The data suggest that cases like the “crying baby” case engage two distinct moral judgment processes. One produces a strong affective response prohibiting harmful actions, perhaps by simulating and responding to the relevant “action plan.” The other appears to rely on the controlled application of a utilitarian decision rule.
However, this resolution is never absolute, and it’s the continuing echoes of the “defeated” moral system that we perceive as a dilemma. And it’s this kind of dilemma with which philosophers struggle, often for centuries.
As the authors note, a conflict between affective and utilitarian approaches to moral judgement continues to be a major topic in moral philosophy. They cite the differences between Kant (affective) and Mill (utilitarian) as one example.
Thus, the authors argue, identifying the moral dilemmas that engage philosophers is one way to identify the conflict points between different cognitive systems, and knowing where these points are can be a fruitful source of topics for further psychological study.
So we have “experimental philosophy,” and now we have what we could call “philosophical psychology.” It bears noting, at least in passing, that Harvard, where Greene and Cushman work, is one of those trend-setting establishment universities at which “x-phi” is emerging. Put a philosopher in the psychology department, and it won’t be long before you’re putting psychologists in the philosophy department. That seems fair.
Of course, there is a larger point here, having to do with the general secularizing trend away from metaphysics, a movement that has been going on in fits and starts for several centuries.
What’s going on here is a fairly subtle undermining of metaphysics. Greene and Cushman’s argument can be construed as a characterization of metaphysics as nothing more than experimental neuroscience with inadequate terminology and methodology. There’s nothing wrong with it, you understand, but it’s really just a linguistic marker for the physical processes of which cognition is really composed.
There’s nothing this direct in “Finding Faults,” and I suspect that the authors would disown the preceding paragraph as misrepresenting their position. Theirs is undoubtedly a more collegial, inclusive stance.
However, that they almost certainly didn’t intend the interpretation I’ve given doesn’t mean that such an interpretation cannot be taken from the material they present.
And it’s easy enough to grant credence to both disciplines, as the authors do, ceding to moral philosophers the task of identifying areas of hard to resolve cognitive conflict, and reserving to psychologists the description of the mechanisms that produce the dilemmas.
As Greene and Cushman point out, this approach would not resolve the moral dilemma.

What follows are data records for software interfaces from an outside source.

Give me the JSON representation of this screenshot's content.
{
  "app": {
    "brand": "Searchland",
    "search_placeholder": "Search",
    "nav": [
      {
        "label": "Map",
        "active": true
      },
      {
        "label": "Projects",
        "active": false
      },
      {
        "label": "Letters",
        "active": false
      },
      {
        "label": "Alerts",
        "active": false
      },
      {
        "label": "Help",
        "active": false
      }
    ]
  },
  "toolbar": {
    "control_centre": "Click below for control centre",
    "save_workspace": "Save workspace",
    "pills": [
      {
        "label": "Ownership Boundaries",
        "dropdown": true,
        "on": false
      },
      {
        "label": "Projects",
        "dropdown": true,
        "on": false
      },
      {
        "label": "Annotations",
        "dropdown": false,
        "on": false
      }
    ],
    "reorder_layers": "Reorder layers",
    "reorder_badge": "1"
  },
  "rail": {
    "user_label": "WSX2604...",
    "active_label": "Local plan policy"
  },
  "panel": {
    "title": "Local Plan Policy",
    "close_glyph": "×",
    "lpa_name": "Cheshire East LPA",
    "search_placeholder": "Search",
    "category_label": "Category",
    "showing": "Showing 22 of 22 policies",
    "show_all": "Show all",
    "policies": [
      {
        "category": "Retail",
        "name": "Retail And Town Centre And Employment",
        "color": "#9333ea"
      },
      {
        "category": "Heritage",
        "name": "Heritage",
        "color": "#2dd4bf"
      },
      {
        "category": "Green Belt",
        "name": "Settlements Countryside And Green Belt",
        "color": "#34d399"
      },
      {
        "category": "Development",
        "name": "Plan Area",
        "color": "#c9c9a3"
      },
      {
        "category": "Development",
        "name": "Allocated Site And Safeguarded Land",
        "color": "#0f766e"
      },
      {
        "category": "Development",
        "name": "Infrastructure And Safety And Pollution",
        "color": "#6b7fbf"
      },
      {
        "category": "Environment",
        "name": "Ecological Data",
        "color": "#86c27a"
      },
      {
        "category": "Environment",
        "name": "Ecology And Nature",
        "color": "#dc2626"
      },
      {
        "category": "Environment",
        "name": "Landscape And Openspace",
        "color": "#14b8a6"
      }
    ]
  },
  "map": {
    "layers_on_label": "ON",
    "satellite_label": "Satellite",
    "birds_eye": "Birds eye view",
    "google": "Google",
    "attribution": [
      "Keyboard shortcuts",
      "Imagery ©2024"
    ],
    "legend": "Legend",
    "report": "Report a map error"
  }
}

A philosophical conception of the rational justification of moral action doesn’t do away with how we feel about the conflict. And a neuropsychological depiction of adversary brain states doesn’t eliminate the clash between what we think we should do and what we feel we should do.
Too bad, isn’t it?